On Behalf of | Oct 11, 2021 | Violent Crimes

One common defense that defendants facing violent offenses face often employ is a self-defense one. This defense centers around the idea that you turned to force to protect yourself from being subjected to significant bodily harm or death at the hands of another individual. 

Various self-defense laws exist, including “Stand Your Ground” laws. While Pennsylvania doesn’t have such a law in place, we do employ the Castle Doctrine, which functions similarly in that it provides legal protections for people who commit violence in the name of self-defense.

What does Pennsylvania’s Castle Doctrine allow?
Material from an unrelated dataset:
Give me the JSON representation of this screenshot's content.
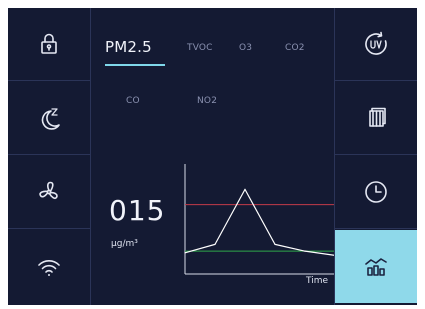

You can use force without needing to initially retreat when faced with imminent danger per this law. This doctrine is only applicable if you’re in your “castle” or a secure place, such as your place of employment, home or in your car. The logic behind the law is that you shouldn’t feel the need to retreat from potential attackers when you’re in what should be a safe place, such as the above-referenced places. 

There is one exception in the application of this doctrine: It doesn’t apply to you if you were the initial aggressor in the altercation with the other party. 

How do Pennsylvania’s self-defense laws define “imminent danger”?

18 Pa.C.S.A § 505 describes the use of force for self-protection, whereas 18 Pa.C.S.A § 506 is the state law describing when force can be used to protect others (aside from yourself). 

The first statute describes how self-protection is only lawful when you have a reasonable fear that force is warranted to protect yourself from someone else’s illegal actions that have the strong potential to result in your serious injury or death. In the case of the latter statute, you may be able to use force to protect others if you believe that your involvement is necessary — such as protecting a friend or child from an attack. 

It’s important that you understand the ins and outs of the Castle Doctrine and your right to apply it if you’re threatened with violence. This insight may provide you with some insight into how to best build an effective defense strategy in your criminal case.